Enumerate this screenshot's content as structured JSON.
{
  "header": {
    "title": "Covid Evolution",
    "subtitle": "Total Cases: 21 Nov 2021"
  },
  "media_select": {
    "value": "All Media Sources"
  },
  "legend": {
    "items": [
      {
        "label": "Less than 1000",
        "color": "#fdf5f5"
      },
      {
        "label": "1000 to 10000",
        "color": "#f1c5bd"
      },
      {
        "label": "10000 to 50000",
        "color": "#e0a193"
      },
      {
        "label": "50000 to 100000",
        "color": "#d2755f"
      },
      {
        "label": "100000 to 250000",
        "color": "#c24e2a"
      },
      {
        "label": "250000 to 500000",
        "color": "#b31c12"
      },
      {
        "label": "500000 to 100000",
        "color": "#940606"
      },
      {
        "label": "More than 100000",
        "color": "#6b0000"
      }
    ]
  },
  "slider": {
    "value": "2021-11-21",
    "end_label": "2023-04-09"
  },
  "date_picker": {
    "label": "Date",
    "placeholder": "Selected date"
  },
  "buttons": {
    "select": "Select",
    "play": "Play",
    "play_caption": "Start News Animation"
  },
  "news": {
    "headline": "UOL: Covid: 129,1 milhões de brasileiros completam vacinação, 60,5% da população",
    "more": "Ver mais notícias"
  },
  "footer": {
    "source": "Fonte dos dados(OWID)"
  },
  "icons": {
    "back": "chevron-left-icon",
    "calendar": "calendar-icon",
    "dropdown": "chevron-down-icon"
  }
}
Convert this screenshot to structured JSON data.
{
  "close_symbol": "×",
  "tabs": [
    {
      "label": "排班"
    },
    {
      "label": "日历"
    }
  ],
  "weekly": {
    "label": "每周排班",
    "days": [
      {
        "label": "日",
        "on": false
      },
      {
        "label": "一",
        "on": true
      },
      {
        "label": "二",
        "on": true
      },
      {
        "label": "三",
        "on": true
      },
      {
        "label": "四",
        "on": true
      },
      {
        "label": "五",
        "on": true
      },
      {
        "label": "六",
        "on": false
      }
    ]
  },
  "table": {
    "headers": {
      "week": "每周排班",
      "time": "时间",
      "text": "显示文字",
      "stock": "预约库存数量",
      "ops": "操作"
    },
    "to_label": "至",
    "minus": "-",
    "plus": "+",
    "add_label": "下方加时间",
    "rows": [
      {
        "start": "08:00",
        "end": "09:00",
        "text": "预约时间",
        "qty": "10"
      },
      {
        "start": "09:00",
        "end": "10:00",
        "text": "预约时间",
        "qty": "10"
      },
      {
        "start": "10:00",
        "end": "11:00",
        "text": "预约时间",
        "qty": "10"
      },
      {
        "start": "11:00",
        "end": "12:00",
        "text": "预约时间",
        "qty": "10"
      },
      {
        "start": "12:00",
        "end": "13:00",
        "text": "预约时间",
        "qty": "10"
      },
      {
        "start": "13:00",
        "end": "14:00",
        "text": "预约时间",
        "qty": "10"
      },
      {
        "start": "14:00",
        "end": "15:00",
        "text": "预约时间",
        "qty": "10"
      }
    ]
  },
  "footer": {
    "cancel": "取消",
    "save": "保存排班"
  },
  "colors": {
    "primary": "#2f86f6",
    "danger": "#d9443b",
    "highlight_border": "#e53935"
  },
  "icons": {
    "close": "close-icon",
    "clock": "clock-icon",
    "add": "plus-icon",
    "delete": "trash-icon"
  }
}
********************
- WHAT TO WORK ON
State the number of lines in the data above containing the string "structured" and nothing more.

- ANSWER
2